When I owned the a99 and the a77 cameras I went ahead and purchased their top of the line flash only to have it repeatedly shut down after 15 or 20 leisurely paced pops due to an overly cautious heat/panic threshold setting. It made the flash useless for event work or social documentation.
I've tested some of the newer Sony flashes but just didn't want to bite the bullet at the prices being asked and risk yet another sissy flash that can't be used for real work.
I did a recent event using only manual flashes on camera and we (the camera, flash and I) nailed about 490 out of 520 exposures. The remaining 30 could be saved with judicious use of post processing. But I had to think about exposure all evening and it made my brain tired. It made me long for the bomb proof flash systems we enjoyed in the heyday of the Nikon F5 film cameras. The mental sweat of a long, flash-ridden event pushed me to do some research.
I found the Godox Ring 860ii flash and an identical unit under another brand called, Neewer. Since the specs, battery, charger and appearance were identical I saved about $40 by ordering the Neewer version.
Why did I buy this? Well, it has a healthy guide number but it also has two features that I am delighted with. First, it has a whopping big Lithium Ion battery that charges quickly in a very nice charger, clicks into place in the side of the flash and provides about 600 full power flashes with one charge. Buy an extra battery just for peace of mind and you are ready to shoot all day long. Even if you are a promiscuous shooter like me. Charge time is something like 2 hours.
The second feature that makes me smile is that the flash incorporates the new multifunction flash foot that interfaces with the same multifunction flash shoe found on all the newer Sony cameras. It is compatible with all six Sony cameras that I own. The flash provides full TTL automation and it also provides HSS for syncing out in the sun. Going a step further, you get a simple optical slave capability, built in. Set the camera to S1 or S2 and you are ready to use this flash as a slave with ANY other flash.

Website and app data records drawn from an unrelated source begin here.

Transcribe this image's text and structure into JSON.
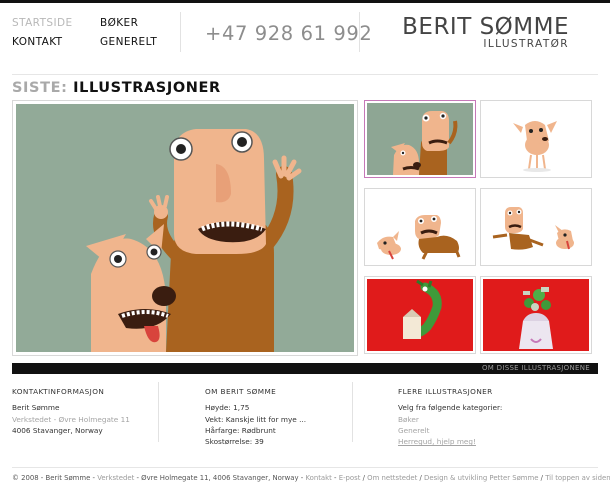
{
  "nav": {
    "col1": [
      {
        "label": "STARTSIDE",
        "muted": true
      },
      {
        "label": "KONTAKT",
        "muted": false
      }
    ],
    "col2": [
      {
        "label": "BØKER",
        "muted": false
      },
      {
        "label": "GENERELT",
        "muted": false
      }
    ]
  },
  "phone": "+47 928 61 992",
  "logo": {
    "name": "BERIT SØMME",
    "sub": "ILLUSTRATØR"
  },
  "section": {
    "prefix": "SISTE:",
    "title": "ILLUSTRASJONER"
  },
  "gallery": {
    "main_image": "illustration-man-and-dog",
    "thumbs": [
      {
        "name": "thumb-man-and-dog",
        "active": true,
        "bg": "#8ea694"
      },
      {
        "name": "thumb-dog",
        "active": false,
        "bg": "#ffffff"
      },
      {
        "name": "thumb-man-and-dog-running",
        "active": false,
        "bg": "#ffffff"
      },
      {
        "name": "thumb-man-chasing-dog",
        "active": false,
        "bg": "#ffffff"
      },
      {
        "name": "thumb-crocodile",
        "active": false,
        "bg": "#e01b1b"
      },
      {
        "name": "thumb-money-bag",
        "active": false,
        "bg": "#e01b1b"
      }
    ],
    "about_link": "OM DISSE ILLUSTRASJONENE"
  },
  "footer_cols": {
    "contact": {
      "heading": "KONTAKTINFORMASJON",
      "name": "Berit Sømme",
      "address_link": "Verkstedet - Øvre Holmegate 11",
      "city": "4006 Stavanger, Norway"
    },
    "about": {
      "heading": "OM BERIT SØMME",
      "lines": [
        "Høyde: 1,75",
        "Vekt: Kanskje litt for mye ...",
        "Hårfarge: Rødbrunt",
        "Skostørrelse: 39"
      ]
    },
    "more": {
      "heading": "FLERE ILLUSTRASJONER",
      "intro": "Velg fra følgende kategorier:",
      "categories": [
        "Bøker",
        "Generelt"
      ],
      "help": "Herregud, hjelp meg!"
    }
  },
  "footer": {
    "copyright": "© 2008 - Berit Sømme - ",
    "address_link": "Verkstedet",
    "address_rest": " - Øvre Holmegate 11, 4006 Stavanger, Norway - ",
    "contact_link": "Kontakt",
    "sep1": " - ",
    "epost_link": "E-post",
    "sep2": " / ",
    "about_site_link": "Om nettstedet",
    "sep3": " / ",
    "design_link": "Design & utvikling Petter Sømme",
    "sep4": " / ",
    "top_link": "Til toppen av siden"
  },
  "colors": {
    "accent_red": "#e01b1b",
    "background_green": "#8ea694",
    "active_border": "#c678b8"
  }
}
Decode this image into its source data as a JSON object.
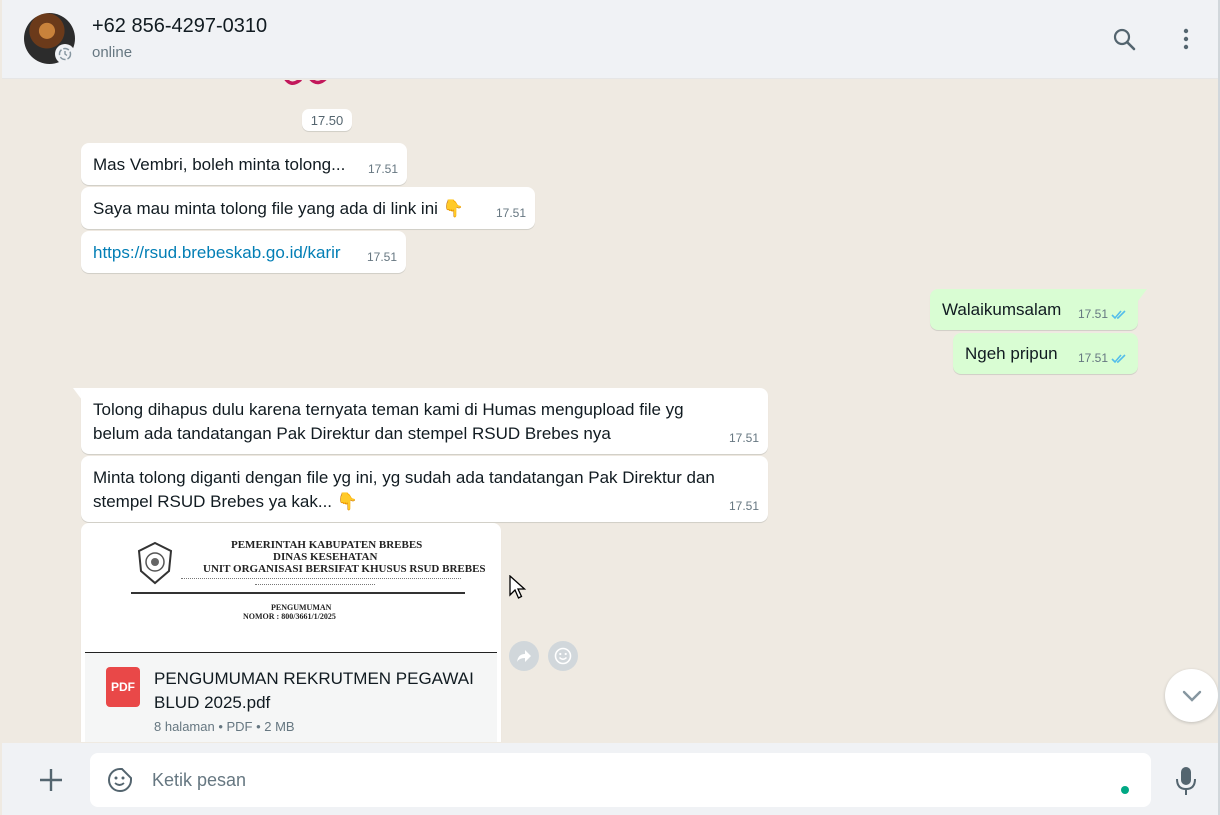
{
  "header": {
    "contact_name": "+62 856-4297-0310",
    "status": "online",
    "icons": [
      "search-icon",
      "more-vertical-icon"
    ]
  },
  "chat": {
    "date_pill": "17.50",
    "messages": [
      {
        "direction": "in",
        "text": "Mas Vembri, boleh minta tolong...",
        "time": "17.51"
      },
      {
        "direction": "in",
        "text": "Saya mau minta tolong file yang ada di link ini 👇",
        "time": "17.51"
      },
      {
        "direction": "in",
        "text": "https://rsud.brebeskab.go.id/karir",
        "time": "17.51",
        "is_link": true
      },
      {
        "direction": "out",
        "text": "Walaikumsalam",
        "time": "17.51",
        "read": true
      },
      {
        "direction": "out",
        "text": "Ngeh pripun",
        "time": "17.51",
        "read": true
      },
      {
        "direction": "in",
        "text": "Tolong dihapus dulu karena ternyata teman kami di Humas mengupload file yg belum ada tandatangan Pak Direktur dan stempel RSUD Brebes nya",
        "time": "17.51"
      },
      {
        "direction": "in",
        "text": "Minta tolong diganti dengan file yg ini, yg sudah ada tandatangan Pak Direktur dan stempel RSUD Brebes ya kak... 👇",
        "time": "17.51"
      }
    ],
    "document": {
      "preview_lines": [
        "PEMERINTAH  KABUPATEN BREBES",
        "DINAS KESEHATAN",
        "UNIT ORGANISASI BERSIFAT KHUSUS RSUD BREBES",
        "PENGUMUMAN",
        "NOMOR : 800/3661/1/2025"
      ],
      "icon_label": "PDF",
      "file_name": "PENGUMUMAN REKRUTMEN PEGAWAI BLUD 2025.pdf",
      "meta": "8 halaman • PDF • 2 MB"
    }
  },
  "footer": {
    "placeholder": "Ketik pesan"
  },
  "colors": {
    "chat_bg": "#efeae2",
    "outgoing_bubble": "#d9fdd3",
    "incoming_bubble": "#ffffff",
    "link": "#027eb5",
    "read_ticks": "#53bdeb",
    "accent": "#00a884"
  }
}
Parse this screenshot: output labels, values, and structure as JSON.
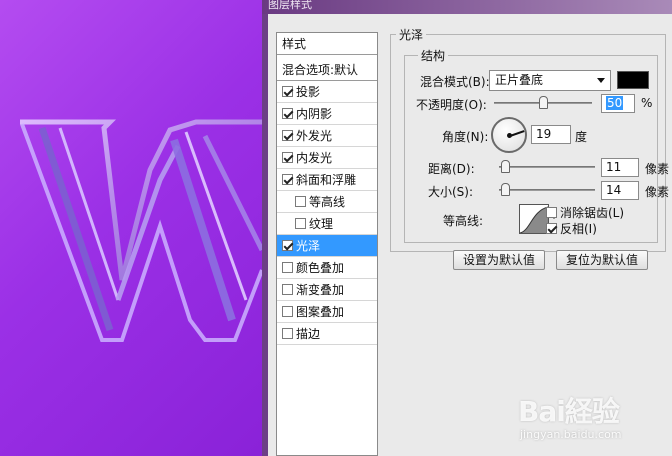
{
  "dialog": {
    "title": "图层样式"
  },
  "styles_panel": {
    "header": "样式",
    "blend_default": "混合选项:默认",
    "items": [
      {
        "label": "投影",
        "checked": true
      },
      {
        "label": "内阴影",
        "checked": true
      },
      {
        "label": "外发光",
        "checked": true
      },
      {
        "label": "内发光",
        "checked": true
      },
      {
        "label": "斜面和浮雕",
        "checked": true
      },
      {
        "label": "等高线",
        "checked": false
      },
      {
        "label": "纹理",
        "checked": false
      },
      {
        "label": "光泽",
        "checked": true,
        "selected": true
      },
      {
        "label": "颜色叠加",
        "checked": false
      },
      {
        "label": "渐变叠加",
        "checked": false
      },
      {
        "label": "图案叠加",
        "checked": false
      },
      {
        "label": "描边",
        "checked": false
      }
    ]
  },
  "gloss": {
    "section_title": "光泽",
    "group_title": "结构",
    "blend_mode_label": "混合模式(B):",
    "blend_mode_value": "正片叠底",
    "blend_color": "#000000",
    "opacity_label": "不透明度(O):",
    "opacity_value": "50",
    "opacity_unit": "%",
    "angle_label": "角度(N):",
    "angle_value": "19",
    "angle_unit": "度",
    "distance_label": "距离(D):",
    "distance_value": "11",
    "distance_unit": "像素",
    "size_label": "大小(S):",
    "size_value": "14",
    "size_unit": "像素",
    "contour_label": "等高线:",
    "antialias_label": "消除锯齿(L)",
    "antialias_checked": false,
    "invert_label": "反相(I)",
    "invert_checked": true,
    "btn_set_default": "设置为默认值",
    "btn_reset_default": "复位为默认值"
  },
  "canvas": {
    "letter": "W",
    "background_color": "#9b30e6"
  },
  "watermark": {
    "brand": "Bai経验",
    "site": "jingyan.baidu.com"
  }
}
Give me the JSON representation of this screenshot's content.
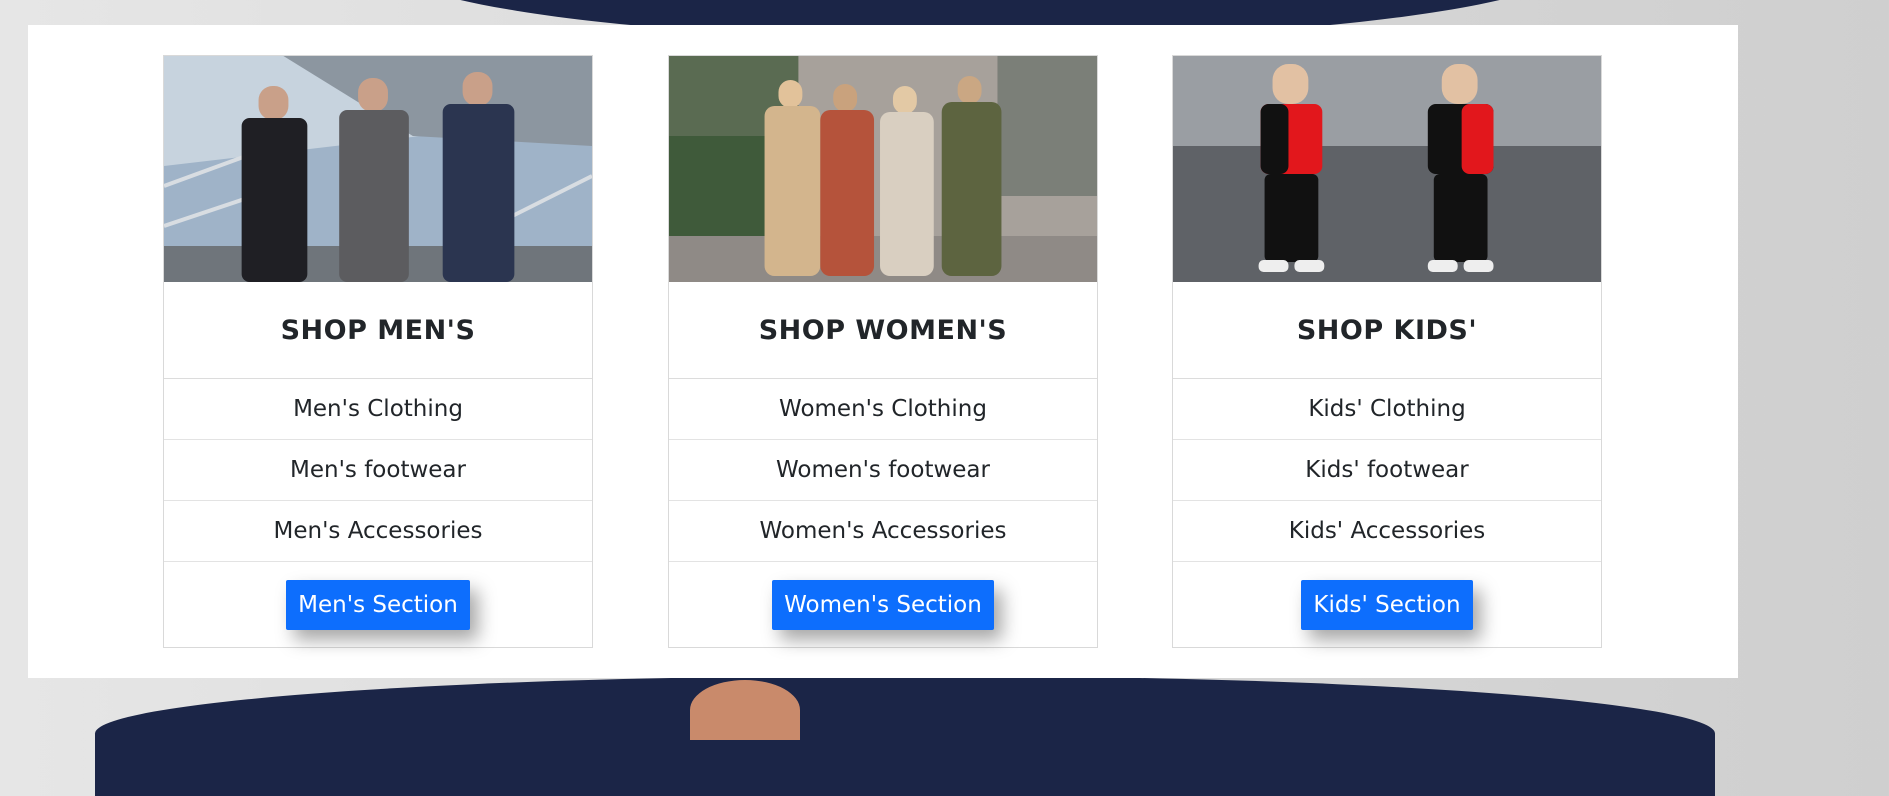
{
  "cards": [
    {
      "title": "SHOP MEN'S",
      "image_alt": "men-group-photo",
      "items": [
        "Men's Clothing",
        "Men's footwear",
        "Men's Accessories"
      ],
      "button_label": "Men's Section"
    },
    {
      "title": "SHOP WOMEN'S",
      "image_alt": "women-group-photo",
      "items": [
        "Women's Clothing",
        "Women's footwear",
        "Women's Accessories"
      ],
      "button_label": "Women's Section"
    },
    {
      "title": "SHOP KIDS'",
      "image_alt": "kids-photo",
      "items": [
        "Kids' Clothing",
        "Kids' footwear",
        "Kids' Accessories"
      ],
      "button_label": "Kids' Section"
    }
  ],
  "colors": {
    "button": "#0d6efd",
    "background_figure": "#1b2547"
  }
}
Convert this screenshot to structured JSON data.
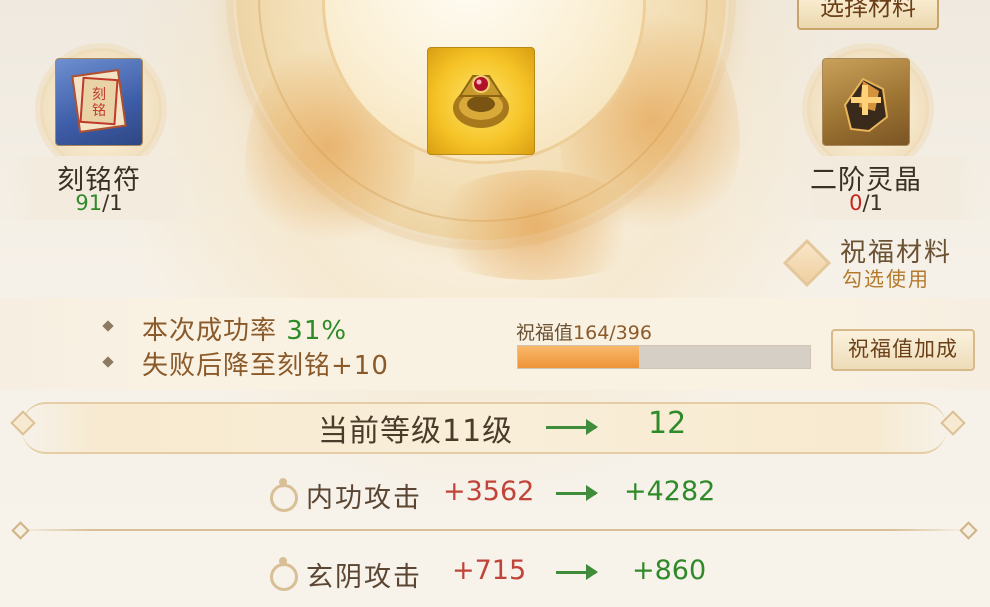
{
  "top_button": {
    "label": "选择材料"
  },
  "materials": {
    "left": {
      "name": "刻铭符",
      "owned": "91",
      "required": "/1",
      "icon": "talisman-icon"
    },
    "right": {
      "name": "二阶灵晶",
      "owned": "0",
      "required": "/1",
      "icon": "spirit-crystal-icon"
    }
  },
  "equipment": {
    "icon": "gold-ring-gem-icon"
  },
  "blessing_material": {
    "title": "祝福材料",
    "subtitle": "勾选使用"
  },
  "info": {
    "success_prefix": "本次成功率",
    "success_rate": "31%",
    "fail_text": "失败后降至刻铭+10"
  },
  "blessing": {
    "label": "祝福值",
    "value_text": "164/396",
    "current": 164,
    "max": 396,
    "bonus_button": "祝福值加成"
  },
  "level": {
    "label": "当前等级11级",
    "next": "12"
  },
  "stats": [
    {
      "name": "内功攻击",
      "old": "+3562",
      "new": "+4282"
    },
    {
      "name": "玄阴攻击",
      "old": "+715",
      "new": "+860"
    }
  ],
  "colors": {
    "success": "#2f8a2a",
    "warning": "#c5261f",
    "progress": "#ee9438",
    "accent": "#8a5a2a"
  }
}
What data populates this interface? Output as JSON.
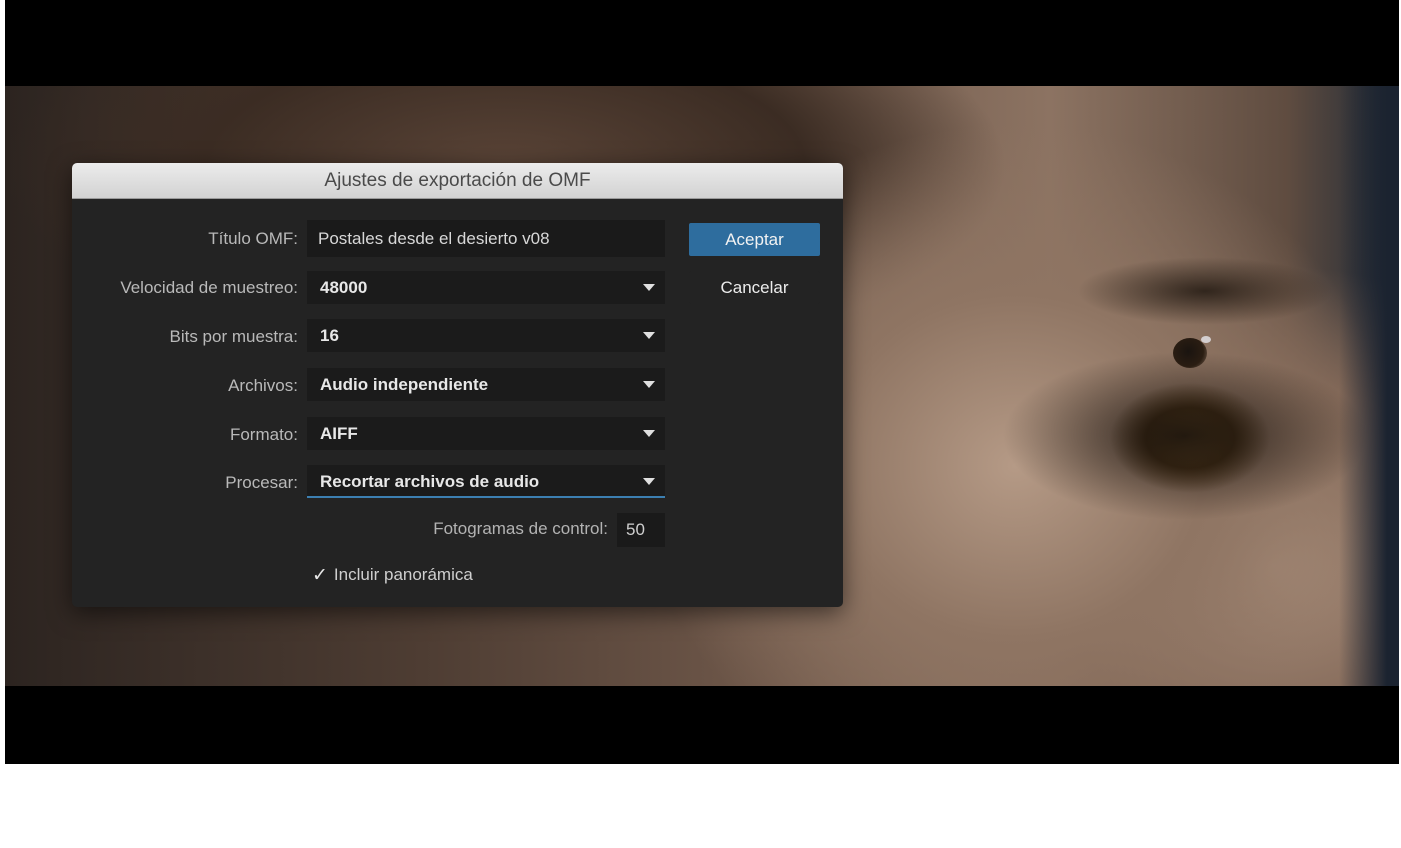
{
  "dialog": {
    "title": "Ajustes de exportación de OMF",
    "fields": {
      "omf_title": {
        "label": "Título OMF:",
        "value": "Postales desde el desierto v08"
      },
      "sample_rate": {
        "label": "Velocidad de muestreo:",
        "value": "48000"
      },
      "bits_per_sample": {
        "label": "Bits por muestra:",
        "value": "16"
      },
      "files": {
        "label": "Archivos:",
        "value": "Audio independiente"
      },
      "format": {
        "label": "Formato:",
        "value": "AIFF"
      },
      "process": {
        "label": "Procesar:",
        "value": "Recortar archivos de audio"
      },
      "handle_frames": {
        "label": "Fotogramas de control:",
        "value": "50"
      }
    },
    "include_pan": {
      "label": "Incluir panorámica",
      "checked": true,
      "mark": "✓"
    },
    "buttons": {
      "ok": "Aceptar",
      "cancel": "Cancelar"
    }
  },
  "colors": {
    "dialog_bg": "#232323",
    "titlebar": "#dedede",
    "accent": "#2e6d9e",
    "focus_line": "#3c7fb1"
  },
  "icons": {
    "dropdown": "chevron-down-icon",
    "checkbox": "checkmark-icon"
  }
}
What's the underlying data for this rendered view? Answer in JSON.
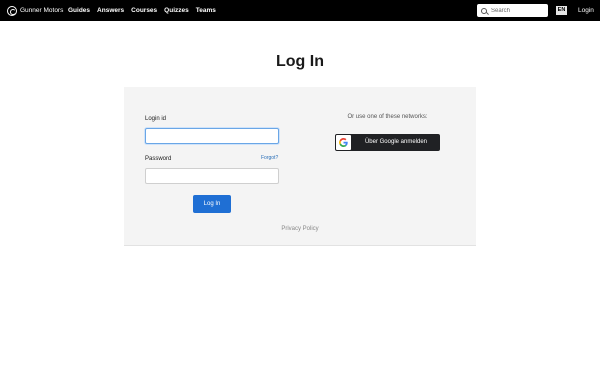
{
  "header": {
    "brand": "Gunner Motors",
    "nav": [
      "Guides",
      "Answers",
      "Courses",
      "Quizzes",
      "Teams"
    ],
    "search_placeholder": "Search",
    "language": "EN",
    "login_label": "Login"
  },
  "main": {
    "title": "Log In",
    "login_id_label": "Login id",
    "login_id_value": "",
    "password_label": "Password",
    "password_value": "",
    "forgot_label": "Forgot?",
    "submit_label": "Log In",
    "networks_text": "Or use one of these networks:",
    "google_label": "Über Google anmelden",
    "privacy_label": "Privacy Policy"
  },
  "colors": {
    "topbar": "#000000",
    "primary_button": "#1f6fd4",
    "google_button": "#202124",
    "link": "#2a6fb8",
    "card_background": "#f4f4f4"
  },
  "icons": {
    "brand": "gunner-motors-logo-icon",
    "search": "search-icon",
    "google": "google-g-icon"
  }
}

It also can be used as a master flash to trigger other flashes in it's family.
The proof of the pudding is in the eating so the day I got it I charged the battery, tossed the flash on top of an A7Rii, set it to TTL and started going around the house scaring Studio Dog by shooting everything in sight. Every exposure was on the money. Right on the money.
For about one third the cost of a comparably capable Sony model I now have the rock solid flash performance, in full auto, that I've been looking for in the Sony system. Every camera flash I own now is some new brand built in China. Not that the Sony flashes aren't built in China as well. All the flashes have two features that allow me to use them as a system in the same way we used to use our monolights and "pack and head" systems. One feature is the power ratio control. I can dial the power on any of six flashes from full to at least 1/64th power. I can also set every flash to optical slave and use them together regardless of which radio trigger they want to answer to. It makes for a highly portable and mostly interchangeable system.
So many Sony peripherals are priced insanely. It's nice to find options that do a great job at much lower prices. I am happy with my purchase and recommend these flashes to other Sony shooters.